Challenging expert evidence – fairness reigns supreme
The Supreme Court has recently given a long-awaited judgment in which it clarifies the principles that apply in circumstances where one party’s expert report is not challenged by the opposing party – either by way of their own expert evidence or through cross-examination at trial – but the opposing party nevertheless seeks to do so in the course of submissions.
TUI UK Ltd v. Griffiths was originally heard in the county court. The Claimant, Mr. Griffiths, had travelled with his family on a package holiday operated by TUI during which he fell ill with a serious gastric illness, which led to long-term health issues. Mr. Griffiths attributed his illness to food or drink served at his hotel and issued proceedings against TUI, seeking damages.
Mr. Griffiths supported his claim with an expert report from a microbiologist who concluded that, on the balance of probabilities, his illness was indeed caused by food or drink consumed at the hotel.
Although TUI’s lawyers put written questions to Mr. Griffith’s expert on their report (under CPR 35.6), which were answered, TUI did not produce its own expert report, nor did it require Mr. Griffith’s expert to attend trial for cross-examination.
It was only in closing submissions at trial that TUI’s lawyers challenged the expert report by arguing that it was incomplete and had not excluded other potential causes of Mr Griffith’s illness. These were not matters that had been raised by way of the written questions under CPR 35.6. Citing the expert report, the trial judge concluded that Mr Griffiths had not proved his case and the claim was dismissed.
Questions for the Supreme Court
Subsequent appeals were made to the high court and court of appeal, before it finally came before the supreme court and the principal questions for the court to decide were essentially: (i) what is the scope of the rule, based on fairness, that a party should challenge by cross-examination evidence that it wishes to impugn in its submissions at the end of trial? and (ii) does the rule extend to attacks in submissions on the reasoning of an expert witness?
The court’s decision
In answering these questions, the Supreme Court endorsed a statement of longstanding practice given in Phipson on Evidence 20 ed. (2022), that:
“In general a party is required to challenge in cross-examination the evidence of any witness of the opposing party if he wishes to submit to the court that the evidence should not be accepted on that point. The rule applies in civil cases … In general the CPR does not alter that position.
This rule serves the important function of giving the witness the opportunity of explaining any contradiction or alleged problem with his evidence.

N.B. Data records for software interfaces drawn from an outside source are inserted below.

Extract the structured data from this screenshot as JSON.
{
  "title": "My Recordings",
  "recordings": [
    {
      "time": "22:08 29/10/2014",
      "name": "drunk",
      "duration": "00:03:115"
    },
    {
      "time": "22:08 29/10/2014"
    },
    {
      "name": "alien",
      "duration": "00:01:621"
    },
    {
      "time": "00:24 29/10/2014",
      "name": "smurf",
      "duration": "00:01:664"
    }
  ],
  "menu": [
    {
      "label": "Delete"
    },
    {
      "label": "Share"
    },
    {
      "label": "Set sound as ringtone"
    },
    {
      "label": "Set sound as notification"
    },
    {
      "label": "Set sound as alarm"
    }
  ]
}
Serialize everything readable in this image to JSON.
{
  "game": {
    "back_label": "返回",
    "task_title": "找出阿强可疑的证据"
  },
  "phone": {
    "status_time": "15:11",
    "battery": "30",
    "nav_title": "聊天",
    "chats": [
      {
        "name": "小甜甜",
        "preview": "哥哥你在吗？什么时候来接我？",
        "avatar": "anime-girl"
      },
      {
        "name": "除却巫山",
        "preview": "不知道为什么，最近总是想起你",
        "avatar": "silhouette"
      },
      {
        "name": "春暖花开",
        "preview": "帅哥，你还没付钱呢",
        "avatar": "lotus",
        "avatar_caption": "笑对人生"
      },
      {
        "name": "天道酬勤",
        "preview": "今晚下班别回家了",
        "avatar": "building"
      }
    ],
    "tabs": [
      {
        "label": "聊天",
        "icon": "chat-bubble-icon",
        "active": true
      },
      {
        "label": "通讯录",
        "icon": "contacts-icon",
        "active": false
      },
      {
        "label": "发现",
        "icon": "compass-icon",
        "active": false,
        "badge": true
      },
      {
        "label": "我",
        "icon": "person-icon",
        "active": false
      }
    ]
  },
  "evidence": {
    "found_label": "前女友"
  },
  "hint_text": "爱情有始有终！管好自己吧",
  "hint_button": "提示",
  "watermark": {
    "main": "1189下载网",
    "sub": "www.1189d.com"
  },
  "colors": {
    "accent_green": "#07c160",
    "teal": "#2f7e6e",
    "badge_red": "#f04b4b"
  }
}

If a party has decided not to cross-examine on a particular important point, he will be in difficulty in submitting that the evidence should be rejected.”
In doing so, the court confirmed that the status and application of this rule being as follows:
- The general rule that a party must challenge by cross-examination the evidence of the opposing party on any material point that they wish to submit to the court should not be accepted applies equally to the evidence of both factual and expert witnesses.
- The purpose of the rule is to ensure that the trial is fair. This includes:
- fairness to the party who relies on the challenged factual or expert evidence in support of their case;
- fairness to the factual or expert witness whose evidence is being challenged – whether on the basis of dishonesty, inaccuracy or some other inadequacy; and
- enabling the judge to make a proper assessment of all the evidence (including expert evidence) to achieve a just outcome.
- Cross-examination gives the expert or factual witness the opportunity to explain or clarify their evidence. This is particularly important when the witness is accused of dishonesty, but this consideration is not limited to such circumstances.
However, the court also clarified that the rule should not be applied rigidly, and its application (including any potential relaxation) will depend upon the circumstances of the case, bearing in mind that the criterion is the overall fairness of the trial. The court gave examples of matters to which the rule may not apply: for example, a bold assertion of opinion in an expert’s report, without any reasoning in support); or an obvious mistake on the face of an expert report.
On the issue of proportionality in cases of modest value, the court commented that its conclusion does not necessarily mean that a claimant’s expert report must always be met by a defendant’s expert report, or that the claimant’s expert must always be compelled to attend trial for questioning; for example, a defendant can ask carefully formulated questions under CPR 35.6 which clearly articulate the challenges that the defendant wishes to make and give the expert the opportunity to respond, thereby obviating the need for the expert’s attendance at trial for cross-examination.
In this instance, however, the court concluded that the written questions put to Mr. Griffith’s expert on behalf of TUI did not give adequate notice of the challenges ultimately made in submissions at trial. It decided that Mr. Griffith’s claim had been established, and allowed his appeal, restoring an earlier order of the High Court which awarded him damages.
The Supreme Court’s decision helpfully clarifies the importance of ensuring that if material points in a party’s expert (or factual) evidence are to be challenged by way of submissions at trial, they should normally be supported by appropriate cross-examination. Whilst there may sometimes be circumstances in which this rule should be relaxed, or may not apply,in all cases the criterion for this will be overall fairness of the trial.
How we can help
If you would like advice on any of the issues covered in this article, please do not hesitate to contact our commercial dispute resolution team.